As many of you know, I traveled to Paris for the month of July to participate in a Couture Techniques Workshop through the Paris American Academy. Clearly, I didn’t blog about it while I was there and now it feels almost impossible to sum up what a amazing experience it was! So I’m going to take a few posts to hit some of the highlights of my trip: Paris Fashion Week, hat making, shibori dying and felting, and finally, the culmination of the trip, my couture gown.
During our first few days in Paris, before I even was acclimated to the 9 hour time difference, we were thrown into working behind the scenes at Paris Fashion Week. Our group of students worked as “dressers”, dressing the models in haute couture gowns and garments, for 5 different shows: Galia Lahav, Georges Hobeika, Tony Ward, Alexandre Vauthier, and Zaid Nakad.
Dressing a model seems like a simple task, but it’s actually not that easy! First, you must not put any garments over the head–after hours in hair and make-up, that’s rule #1. Therefore, the [couture, handmade, crazy expensive with hundreds of hours of work] dresses have to be put on the ground and manipulated to create a “hole” so that the model can just step into them. Likely, they are wearing heels, so it’s critical that they don’t catch their Louboutins on the fragile fabric. Then, zip corsets, latch hook and eyes, button buttons, buckle belts, etc. etc., all in the smallest span of time imaginable. While everyone is sweaty and stressed out.
Above are some photos from behind the scenes at Galia Lahav, our first show. For this show, I only had to dress two models before the show, so there were no quick changes. In the photo below, I dressed the model in the mini-dress, as well as another not in the shot.
However, for the second show (Georges Hobeika), I had one model with two looks. How it works is this: after the model walks the runway in the first look, we have to change out her gown, buckled high heels and 6 pieces of jewelry in the span of 2 minutes for her next walk. It’s nuts! In the end, it was more like a wheel-change at a car race–we all descended on any model that walked back, stripped her down and suited up, ready to walk out again. My model was the gorgeous Mili from Serbia:
And miniature me next to her! Notice she was kind enough to scooch down to minimize the height difference 🙂
This purple gown, below, was Mili’s first look. Each garment was meticulously hand-beaded and just flat out gorgeous. Georges Hobeika’s work was amazing.
And the pile of shoes after the show.
The third show was Tony Ward and we had the opportunity to watch the walk-through before the show at the L’Oratoire de Louvre. Initially, the models walk the runway in just their heels (and whatever they walked in wearing), but we saw the wedding dress finale in full effect to check the lighting.
Gathering of models after the show, with some of us students (dressed in black) looking on:
Photo with one of the principal sewists–in my opinion, the stars of the show since they actually do all the fabulous work!
My model in her second look.
Georges Hobeika and Tony Ward were the same day, and at about 4-5 hours each, it was a long day!
Alexandre Vauthier was our 4th show and I didn’t take any photos of the garments (here is the Swarovski-encrusted garment I put on my model, though.) The picture, above, is inside the Grand Palais with a glimpse of the partial “Eiffel Tower” that Chanel used for their show.
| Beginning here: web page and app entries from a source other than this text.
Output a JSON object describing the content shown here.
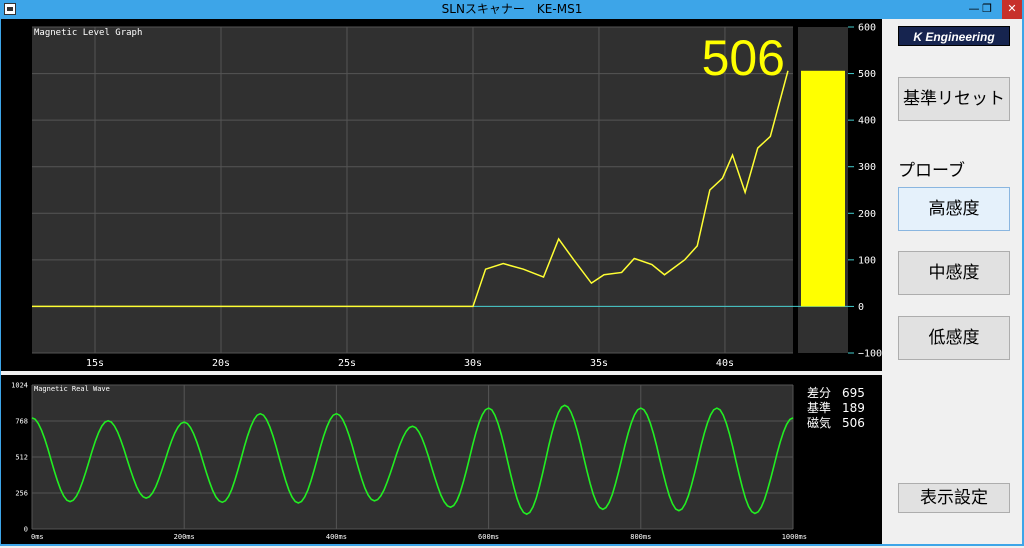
{
  "window": {
    "title": "SLNスキャナー　KE-MS1",
    "min_glyph": "—",
    "max_glyph": "❐",
    "close_glyph": "✕"
  },
  "level_graph": {
    "label": "Magnetic Level Graph",
    "current_value": "506",
    "colors": {
      "trace": "#ffff33",
      "baseline": "#44cccc",
      "bar": "#ffff00",
      "grid": "#555555",
      "background": "#303030"
    }
  },
  "wave_graph": {
    "label": "Magnetic Real Wave",
    "colors": {
      "trace": "#22ee22",
      "background": "#303030",
      "grid": "#555555"
    }
  },
  "readout": [
    {
      "label": "差分",
      "value": "695"
    },
    {
      "label": "基準",
      "value": "189"
    },
    {
      "label": "磁気",
      "value": "506"
    }
  ],
  "sidebar": {
    "logo_text": "K Engineering",
    "reset_button": "基準リセット",
    "probe_label": "プローブ",
    "probe_options": [
      "高感度",
      "中感度",
      "低感度"
    ],
    "probe_selected": "高感度",
    "display_settings_button": "表示設定"
  },
  "chart_data": [
    {
      "type": "line",
      "title": "Magnetic Level Graph",
      "xlabel": "",
      "ylabel": "",
      "x_ticks": [
        "15s",
        "20s",
        "25s",
        "30s",
        "35s",
        "40s"
      ],
      "y_ticks": [
        "600",
        "500",
        "400",
        "300",
        "200",
        "100",
        "0",
        "−100"
      ],
      "xlim": [
        12.5,
        42.7
      ],
      "ylim": [
        -100,
        600
      ],
      "grid": true,
      "series": [
        {
          "x": [
            12.5,
            30.0,
            30.5,
            31.2,
            32.0,
            32.8,
            33.4,
            34.0,
            34.7,
            35.2,
            35.9,
            36.4,
            37.1,
            37.6,
            38.4,
            38.9,
            39.4,
            39.9,
            40.3,
            40.8,
            41.3,
            41.8,
            42.5
          ],
          "y": [
            0,
            0,
            80,
            92,
            80,
            63,
            145,
            100,
            50,
            68,
            73,
            103,
            90,
            68,
            100,
            130,
            250,
            275,
            325,
            245,
            340,
            365,
            506
          ]
        }
      ],
      "bar": {
        "value": 506
      }
    },
    {
      "type": "line",
      "title": "Magnetic Real Wave",
      "xlabel": "",
      "ylabel": "",
      "x_ticks": [
        "0ms",
        "200ms",
        "400ms",
        "600ms",
        "800ms",
        "1000ms"
      ],
      "y_ticks": [
        "1024",
        "768",
        "512",
        "256",
        "0"
      ],
      "xlim": [
        0,
        1000
      ],
      "ylim": [
        0,
        1024
      ],
      "grid": true,
      "series": [
        {
          "x": [
            0,
            50,
            100,
            150,
            200,
            250,
            300,
            350,
            400,
            450,
            500,
            550,
            600,
            650,
            700,
            750,
            800,
            850,
            900,
            950,
            1000
          ],
          "y": [
            790,
            195,
            770,
            220,
            760,
            190,
            820,
            185,
            820,
            200,
            730,
            155,
            860,
            105,
            880,
            140,
            860,
            130,
            860,
            110,
            790
          ]
        }
      ]
    }
  ]
}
In some cases, designers don’t permit photos behind the scenes until after the show, but in this case, I didn’t take photos because it was outrageously hot in the Grand Palais and I was hungry and thirsty and on my feet for 5 hours. I wasn’t happy enough to document the event!
Zaid Nakad was our last show and I had three garment changes for one model. It was all kinds of crazy. The backstage area was tiny and the gowns were enormous, so it was a true task to get all the garments on and off 30 models in a timely manner. The first gown for my model must have weighed 40 pounds between the crinoline and the beaded dress–I could barely lift it! Here I am trying to hold up the crinoline (which was about 20 lbs by itself!):
Here the models are surrounding the designer, Zaid Nakad, below. His work was also brilliant and gorgeous.
Below is a photo of another model, doing what the models do quite a bit; taking a selfie. However, what is even more interesting in this picture is the pile of haute couture dresses on the left; after a dress comes off a model, there isn’t time to hang it up until after the show, so we just throw all the amazing, handmade, outrageously expensive dresses in a heap. That’s the final wedding dress on top. It’s staggering.